More Weak U.S. Economic Numbers
Shain Vernier • 2 min read
June hasn’t been a good month for U.S. economic data. Amid trade wars, evolving FED policy, and a surprising lag in economic activity, media predictions of recession are becoming common. Today’s numbers have done nothing to quell those concerns and the markets are reacting. Opening losses are being sustained in the U.S. indices and commodities continue to show strength.
Another Sub-Par Collection Of U.S. Economic Reports
From the Bitcoin recovery to the DJIA pushing all-time highs, there are many financial stories headlining 2019. One of the least covered has been the relative performance of the U.S. real estate market. With stock values and unemployment near historic levels, one would think that real estate is the play of the year.

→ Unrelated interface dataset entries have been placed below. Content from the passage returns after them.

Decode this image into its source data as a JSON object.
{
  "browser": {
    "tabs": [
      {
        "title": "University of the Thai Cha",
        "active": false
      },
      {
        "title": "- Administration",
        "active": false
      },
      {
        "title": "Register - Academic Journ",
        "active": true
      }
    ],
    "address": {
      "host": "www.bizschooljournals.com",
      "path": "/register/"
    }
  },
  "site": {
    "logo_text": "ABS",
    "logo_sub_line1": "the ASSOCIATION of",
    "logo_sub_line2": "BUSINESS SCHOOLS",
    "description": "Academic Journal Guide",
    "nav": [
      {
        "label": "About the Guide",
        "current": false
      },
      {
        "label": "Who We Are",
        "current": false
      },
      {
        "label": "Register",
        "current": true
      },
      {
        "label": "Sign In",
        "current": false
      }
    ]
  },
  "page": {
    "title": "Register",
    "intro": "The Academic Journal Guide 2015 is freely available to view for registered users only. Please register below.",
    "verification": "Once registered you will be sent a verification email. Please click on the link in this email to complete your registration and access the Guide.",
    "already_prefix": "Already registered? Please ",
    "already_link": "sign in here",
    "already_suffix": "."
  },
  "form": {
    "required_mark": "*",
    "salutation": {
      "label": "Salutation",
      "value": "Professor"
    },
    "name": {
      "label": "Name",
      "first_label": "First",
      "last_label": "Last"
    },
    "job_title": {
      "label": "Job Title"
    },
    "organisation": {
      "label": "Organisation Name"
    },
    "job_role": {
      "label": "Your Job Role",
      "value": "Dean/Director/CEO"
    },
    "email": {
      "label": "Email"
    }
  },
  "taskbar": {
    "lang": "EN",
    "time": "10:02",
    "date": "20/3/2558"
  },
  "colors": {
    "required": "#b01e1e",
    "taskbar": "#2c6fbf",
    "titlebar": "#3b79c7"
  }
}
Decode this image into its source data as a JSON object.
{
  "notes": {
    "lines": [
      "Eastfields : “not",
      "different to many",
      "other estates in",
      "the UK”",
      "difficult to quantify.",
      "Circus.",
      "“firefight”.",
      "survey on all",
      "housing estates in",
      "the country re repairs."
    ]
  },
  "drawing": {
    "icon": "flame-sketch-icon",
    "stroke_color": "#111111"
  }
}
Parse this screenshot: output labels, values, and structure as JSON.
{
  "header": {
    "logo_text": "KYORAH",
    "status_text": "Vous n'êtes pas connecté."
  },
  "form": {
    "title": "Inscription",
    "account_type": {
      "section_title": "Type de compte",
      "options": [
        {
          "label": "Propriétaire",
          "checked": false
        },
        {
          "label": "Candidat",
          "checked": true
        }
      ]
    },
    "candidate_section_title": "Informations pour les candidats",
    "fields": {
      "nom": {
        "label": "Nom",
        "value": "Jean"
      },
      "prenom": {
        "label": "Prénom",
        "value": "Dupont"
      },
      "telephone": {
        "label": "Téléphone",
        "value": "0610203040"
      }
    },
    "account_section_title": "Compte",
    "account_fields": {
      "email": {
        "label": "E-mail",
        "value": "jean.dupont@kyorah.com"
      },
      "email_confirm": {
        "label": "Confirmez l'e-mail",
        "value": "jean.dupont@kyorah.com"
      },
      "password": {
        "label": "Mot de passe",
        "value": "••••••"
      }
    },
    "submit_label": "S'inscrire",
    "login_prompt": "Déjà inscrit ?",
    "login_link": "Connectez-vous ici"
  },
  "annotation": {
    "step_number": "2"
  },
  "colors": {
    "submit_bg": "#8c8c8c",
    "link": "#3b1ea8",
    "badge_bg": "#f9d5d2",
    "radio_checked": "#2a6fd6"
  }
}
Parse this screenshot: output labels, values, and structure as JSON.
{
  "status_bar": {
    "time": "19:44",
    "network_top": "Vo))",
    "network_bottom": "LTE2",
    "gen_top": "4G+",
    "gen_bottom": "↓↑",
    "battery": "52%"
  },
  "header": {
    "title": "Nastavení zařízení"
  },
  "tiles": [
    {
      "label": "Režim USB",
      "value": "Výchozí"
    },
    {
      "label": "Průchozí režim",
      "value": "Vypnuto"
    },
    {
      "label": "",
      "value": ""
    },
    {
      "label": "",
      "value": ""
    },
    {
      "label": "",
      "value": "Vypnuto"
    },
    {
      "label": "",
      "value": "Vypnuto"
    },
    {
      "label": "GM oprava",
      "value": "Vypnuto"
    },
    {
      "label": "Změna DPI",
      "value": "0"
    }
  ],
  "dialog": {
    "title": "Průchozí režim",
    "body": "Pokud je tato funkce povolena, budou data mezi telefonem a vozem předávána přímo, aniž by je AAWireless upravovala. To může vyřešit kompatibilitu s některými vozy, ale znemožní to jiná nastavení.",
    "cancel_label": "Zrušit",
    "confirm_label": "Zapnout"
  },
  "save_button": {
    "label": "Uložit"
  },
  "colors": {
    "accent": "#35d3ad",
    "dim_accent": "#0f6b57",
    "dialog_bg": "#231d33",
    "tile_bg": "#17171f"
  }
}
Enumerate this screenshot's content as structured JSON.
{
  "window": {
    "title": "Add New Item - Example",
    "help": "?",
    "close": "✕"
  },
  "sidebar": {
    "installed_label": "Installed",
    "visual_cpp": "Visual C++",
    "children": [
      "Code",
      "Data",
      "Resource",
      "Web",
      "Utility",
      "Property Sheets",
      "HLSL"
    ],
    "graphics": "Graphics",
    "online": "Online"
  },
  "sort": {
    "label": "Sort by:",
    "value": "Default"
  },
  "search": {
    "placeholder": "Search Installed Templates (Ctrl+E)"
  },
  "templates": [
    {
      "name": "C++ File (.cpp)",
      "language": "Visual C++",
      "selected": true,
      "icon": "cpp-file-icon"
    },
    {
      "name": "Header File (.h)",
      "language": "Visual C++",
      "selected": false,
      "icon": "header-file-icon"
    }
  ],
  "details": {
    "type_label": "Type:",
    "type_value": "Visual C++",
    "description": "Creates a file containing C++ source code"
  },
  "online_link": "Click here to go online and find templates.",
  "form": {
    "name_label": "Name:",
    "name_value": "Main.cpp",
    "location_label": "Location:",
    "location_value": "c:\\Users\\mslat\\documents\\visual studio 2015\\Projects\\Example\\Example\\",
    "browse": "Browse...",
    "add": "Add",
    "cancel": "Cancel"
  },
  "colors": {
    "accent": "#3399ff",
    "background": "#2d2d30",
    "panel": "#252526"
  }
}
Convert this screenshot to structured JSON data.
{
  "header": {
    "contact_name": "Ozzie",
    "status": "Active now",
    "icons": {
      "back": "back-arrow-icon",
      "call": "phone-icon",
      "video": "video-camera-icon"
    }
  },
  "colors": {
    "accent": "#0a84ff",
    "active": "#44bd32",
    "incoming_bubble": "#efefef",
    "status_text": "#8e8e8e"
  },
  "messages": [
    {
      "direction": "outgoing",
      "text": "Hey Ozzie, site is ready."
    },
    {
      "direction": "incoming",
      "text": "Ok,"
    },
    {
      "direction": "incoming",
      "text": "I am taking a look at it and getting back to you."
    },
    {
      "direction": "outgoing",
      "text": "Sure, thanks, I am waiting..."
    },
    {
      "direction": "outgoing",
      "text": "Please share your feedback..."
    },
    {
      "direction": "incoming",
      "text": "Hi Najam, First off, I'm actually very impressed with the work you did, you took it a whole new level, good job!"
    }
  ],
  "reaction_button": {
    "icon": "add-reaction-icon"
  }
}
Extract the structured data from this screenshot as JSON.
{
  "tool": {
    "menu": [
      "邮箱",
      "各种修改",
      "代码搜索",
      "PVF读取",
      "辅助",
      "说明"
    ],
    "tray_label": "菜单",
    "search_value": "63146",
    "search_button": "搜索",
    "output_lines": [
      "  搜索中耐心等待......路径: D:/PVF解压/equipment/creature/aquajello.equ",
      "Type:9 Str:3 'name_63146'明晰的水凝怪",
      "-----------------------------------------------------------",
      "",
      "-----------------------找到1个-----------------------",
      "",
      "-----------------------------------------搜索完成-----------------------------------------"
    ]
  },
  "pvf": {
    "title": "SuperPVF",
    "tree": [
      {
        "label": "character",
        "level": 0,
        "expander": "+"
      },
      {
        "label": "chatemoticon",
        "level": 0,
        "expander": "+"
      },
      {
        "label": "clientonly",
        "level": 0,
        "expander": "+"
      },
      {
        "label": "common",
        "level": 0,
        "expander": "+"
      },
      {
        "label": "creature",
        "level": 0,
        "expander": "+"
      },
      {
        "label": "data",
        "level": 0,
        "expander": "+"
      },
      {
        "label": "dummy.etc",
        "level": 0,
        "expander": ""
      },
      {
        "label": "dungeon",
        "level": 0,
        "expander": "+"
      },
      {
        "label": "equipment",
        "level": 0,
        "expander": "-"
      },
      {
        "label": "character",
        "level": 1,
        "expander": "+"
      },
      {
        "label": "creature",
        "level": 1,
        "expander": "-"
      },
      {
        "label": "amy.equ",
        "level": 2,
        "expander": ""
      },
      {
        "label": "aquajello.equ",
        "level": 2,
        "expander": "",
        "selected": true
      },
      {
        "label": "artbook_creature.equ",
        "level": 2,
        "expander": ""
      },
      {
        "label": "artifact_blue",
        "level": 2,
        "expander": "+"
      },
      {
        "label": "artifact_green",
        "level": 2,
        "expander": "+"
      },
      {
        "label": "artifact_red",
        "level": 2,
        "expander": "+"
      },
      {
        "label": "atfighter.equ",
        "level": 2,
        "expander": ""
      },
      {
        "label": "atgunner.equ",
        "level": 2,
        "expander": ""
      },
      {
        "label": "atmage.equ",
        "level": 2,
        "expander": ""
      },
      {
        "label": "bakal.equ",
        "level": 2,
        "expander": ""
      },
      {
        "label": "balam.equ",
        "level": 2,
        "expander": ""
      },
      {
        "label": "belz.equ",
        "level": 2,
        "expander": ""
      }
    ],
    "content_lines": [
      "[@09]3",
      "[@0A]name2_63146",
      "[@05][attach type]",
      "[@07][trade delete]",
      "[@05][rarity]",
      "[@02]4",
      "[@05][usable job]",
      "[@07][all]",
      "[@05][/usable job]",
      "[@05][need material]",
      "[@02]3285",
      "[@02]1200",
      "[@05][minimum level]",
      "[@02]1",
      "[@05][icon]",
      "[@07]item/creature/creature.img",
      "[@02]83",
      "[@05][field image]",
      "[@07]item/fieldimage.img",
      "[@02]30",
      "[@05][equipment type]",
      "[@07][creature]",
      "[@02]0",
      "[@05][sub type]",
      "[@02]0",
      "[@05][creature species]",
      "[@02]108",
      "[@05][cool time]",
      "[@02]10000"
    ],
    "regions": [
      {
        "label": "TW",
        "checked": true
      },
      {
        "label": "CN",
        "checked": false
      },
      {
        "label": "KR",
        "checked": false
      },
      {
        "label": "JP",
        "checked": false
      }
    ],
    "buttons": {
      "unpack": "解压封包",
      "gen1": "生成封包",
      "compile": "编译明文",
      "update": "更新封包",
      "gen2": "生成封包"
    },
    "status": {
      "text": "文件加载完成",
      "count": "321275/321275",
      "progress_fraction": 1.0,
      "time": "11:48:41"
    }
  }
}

Today’s numbers showed us that isn’t exactly the case:
Event Actual Projected Previous
Housing Price Index (MoM, April) 0.4% 0.2% 0.1%
S&P/Case-Shiller Home Prices Indices (YoY, April) 2.5% 2.6% 2.6%
New Home Sales (MoM, May) 0.626M 0.680M 0.679M
New Home Sales Change (MoM, May) -7.8% 1.9% -3.7%
Richmond FED Index (June) 3 5 5
The eyebrow-raiser of this group is the drop in New Home Sales for May. Once again, the May/June/July/August months represent the premium home selling season in the U.S. To see New Home Sales from April to May underperform expectations by nearly 10% is alarming. This tells us that not only are buyers passing on more expensive housing alternatives, but builders are also scaling back new construction.
In addition to the dismal New Home Sales figures, the S&P Case-Shiller Price Index shows a decrease year-over-year. According to the index, home prices are barely beating the sluggish inflation rate. Also, not a good sign.
To cap things off, the Richmond FED Manufacturing Index (June) has come in well beneath projections. This furthers the trend of lagging regional FED numbers, suggesting that economic conditions are degrading throughout the country.
All in all, today’s reports are not giving investors any reassurance toward the coming U.S. economic outlook. Perhaps those calling for an end-of-2019 recession are on to something after all.